Originally featured on BroadcastEngineering.com
DirecTV sued over 'HD Lite' service
Peter Cohen, a subscriber to DirecTV’s HD satellite service, has filed a class action lawsuit against the DTH provider for reducing the quality of its HDTV signal by lowering the bit rate.
When Cohen initially signed up for DirecTV’s HD package in 2003, the operator promised “astonishing picture quality.” Within a year, Cohen charged, DirecTV broke it promise by reducing the quality of its HD satellite channels.
Cohen’s lawsuit, drawing a wave of supporters from various Web sites, got its first public hearing last week when a judge ruled against DirecTV on its motion to compel arbitration in the case.
The complaint, apparently shared by other vocal DirecTV critics, has resulted in DirecTV’s service being tagged “HD Lite” because of the low bit rate the service uses to transmit HD channels.
“We believe the plaintiff’s underlying claims are completely without merit because DirecTV’s high-definition service is high quality, true HD service under accepted definitions for satellite TV,” DirecTV spokesman Robert Mercer told the Web site TVPredictions.com.
Subscribers have claimed that DirecTV highly compresses HD images to create more channel space. This compression, to save bandwidth, reduces image quality.

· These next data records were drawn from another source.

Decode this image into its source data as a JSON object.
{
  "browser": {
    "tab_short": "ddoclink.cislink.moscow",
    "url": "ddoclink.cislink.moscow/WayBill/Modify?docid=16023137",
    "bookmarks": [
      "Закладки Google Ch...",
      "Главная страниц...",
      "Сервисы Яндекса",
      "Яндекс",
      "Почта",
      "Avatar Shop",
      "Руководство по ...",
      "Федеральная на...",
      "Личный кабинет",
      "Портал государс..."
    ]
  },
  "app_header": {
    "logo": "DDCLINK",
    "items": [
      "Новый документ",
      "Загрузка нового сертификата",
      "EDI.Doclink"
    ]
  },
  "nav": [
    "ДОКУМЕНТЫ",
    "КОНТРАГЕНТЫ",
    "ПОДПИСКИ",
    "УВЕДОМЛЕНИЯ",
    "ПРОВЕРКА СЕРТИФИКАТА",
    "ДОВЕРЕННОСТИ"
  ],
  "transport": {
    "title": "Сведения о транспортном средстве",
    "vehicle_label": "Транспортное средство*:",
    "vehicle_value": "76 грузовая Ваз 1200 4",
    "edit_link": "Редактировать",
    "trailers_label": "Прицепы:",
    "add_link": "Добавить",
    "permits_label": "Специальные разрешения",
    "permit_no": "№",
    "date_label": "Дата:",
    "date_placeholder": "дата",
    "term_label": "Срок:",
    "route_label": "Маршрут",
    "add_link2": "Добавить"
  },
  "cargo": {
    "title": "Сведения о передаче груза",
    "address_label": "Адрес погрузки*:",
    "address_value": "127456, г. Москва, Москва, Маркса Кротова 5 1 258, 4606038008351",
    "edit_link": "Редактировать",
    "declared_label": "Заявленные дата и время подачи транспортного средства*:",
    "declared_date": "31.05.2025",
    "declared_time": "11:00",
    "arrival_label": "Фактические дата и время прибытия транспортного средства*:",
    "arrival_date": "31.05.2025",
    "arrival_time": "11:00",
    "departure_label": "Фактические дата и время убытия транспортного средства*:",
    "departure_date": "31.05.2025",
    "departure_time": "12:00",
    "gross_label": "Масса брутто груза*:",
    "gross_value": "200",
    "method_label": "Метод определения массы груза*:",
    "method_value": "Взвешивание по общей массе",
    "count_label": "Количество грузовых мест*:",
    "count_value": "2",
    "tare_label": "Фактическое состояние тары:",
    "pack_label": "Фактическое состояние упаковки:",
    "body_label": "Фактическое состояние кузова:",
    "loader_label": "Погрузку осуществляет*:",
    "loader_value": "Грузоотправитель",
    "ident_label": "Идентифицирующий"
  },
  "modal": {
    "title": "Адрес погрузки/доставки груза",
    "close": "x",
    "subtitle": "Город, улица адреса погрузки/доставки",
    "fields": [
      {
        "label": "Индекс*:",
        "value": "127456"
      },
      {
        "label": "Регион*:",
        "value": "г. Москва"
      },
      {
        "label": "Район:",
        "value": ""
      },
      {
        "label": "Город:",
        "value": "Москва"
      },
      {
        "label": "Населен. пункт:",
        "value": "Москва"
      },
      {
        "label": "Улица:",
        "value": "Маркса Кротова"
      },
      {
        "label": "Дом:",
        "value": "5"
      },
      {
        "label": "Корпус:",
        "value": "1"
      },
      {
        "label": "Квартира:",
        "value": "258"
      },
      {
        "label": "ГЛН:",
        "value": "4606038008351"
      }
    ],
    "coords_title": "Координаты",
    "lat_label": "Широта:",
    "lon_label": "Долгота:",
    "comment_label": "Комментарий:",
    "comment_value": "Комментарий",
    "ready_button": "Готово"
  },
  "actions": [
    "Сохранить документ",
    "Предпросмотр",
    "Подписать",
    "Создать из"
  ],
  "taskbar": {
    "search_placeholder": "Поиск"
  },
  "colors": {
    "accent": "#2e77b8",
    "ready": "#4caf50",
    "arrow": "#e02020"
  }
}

Since information about the lawsuit surfaced, TVPredictions.com has reported that it received approximately 100 negative e-mails from DirecTV subscribers, complaining that the service’s nine-channel national HD lineup fares poorly compared to rival EchoStar, which airs 30 national HD channels.
Earlier, DirecTV announced plans to change to MPEG-4 compression technology for HDTV. That change is expected to occur next year.